═════ INFORMATION ═════

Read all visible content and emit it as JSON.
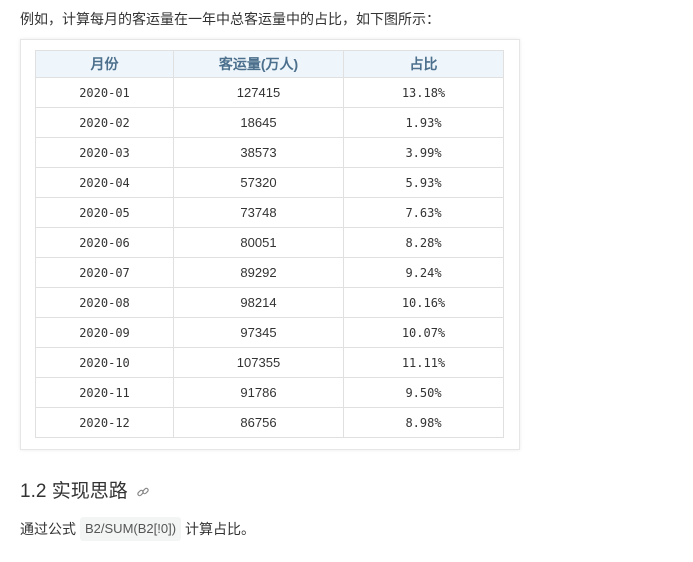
{
  "intro": "例如，计算每月的客运量在一年中总客运量中的占比，如下图所示：",
  "table": {
    "headers": [
      "月份",
      "客运量(万人)",
      "占比"
    ],
    "rows": [
      [
        "2020-01",
        "127415",
        "13.18%"
      ],
      [
        "2020-02",
        "18645",
        "1.93%"
      ],
      [
        "2020-03",
        "38573",
        "3.99%"
      ],
      [
        "2020-04",
        "57320",
        "5.93%"
      ],
      [
        "2020-05",
        "73748",
        "7.63%"
      ],
      [
        "2020-06",
        "80051",
        "8.28%"
      ],
      [
        "2020-07",
        "89292",
        "9.24%"
      ],
      [
        "2020-08",
        "98214",
        "10.16%"
      ],
      [
        "2020-09",
        "97345",
        "10.07%"
      ],
      [
        "2020-10",
        "107355",
        "11.11%"
      ],
      [
        "2020-11",
        "91786",
        "9.50%"
      ],
      [
        "2020-12",
        "86756",
        "8.98%"
      ]
    ]
  },
  "section": {
    "heading": "1.2 实现思路",
    "icon": "link-icon"
  },
  "paragraph": {
    "before": "通过公式",
    "code": "B2/SUM(B2[!0])",
    "after": "计算占比。"
  }
}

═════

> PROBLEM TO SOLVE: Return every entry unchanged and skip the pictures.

> ANSWER TO THE PROBLEM:
Read all visible content and emit it as JSON.
{
  "intro": "例如，计算每月的客运量在一年中总客运量中的占比，如下图所示：",
  "table": {
    "headers": [
      "月份",
      "客运量(万人)",
      "占比"
    ],
    "rows": [
      [
        "2020-01",
        "127415",
        "13.18%"
      ],
      [
        "2020-02",
        "18645",
        "1.93%"
      ],
      [
        "2020-03",
        "38573",
        "3.99%"
      ],
      [
        "2020-04",
        "57320",
        "5.93%"
      ],
      [
        "2020-05",
        "73748",
        "7.63%"
      ],
      [
        "2020-06",
        "80051",
        "8.28%"
      ],
      [
        "2020-07",
        "89292",
        "9.24%"
      ],
      [
        "2020-08",
        "98214",
        "10.16%"
      ],
      [
        "2020-09",
        "97345",
        "10.07%"
      ],
      [
        "2020-10",
        "107355",
        "11.11%"
      ],
      [
        "2020-11",
        "91786",
        "9.50%"
      ],
      [
        "2020-12",
        "86756",
        "8.98%"
      ]
    ]
  },
  "section": {
    "heading": "1.2 实现思路",
    "icon": "link-icon"
  },
  "paragraph": {
    "before": "通过公式",
    "code": "B2/SUM(B2[!0])",
    "after": "计算占比。"
  }
}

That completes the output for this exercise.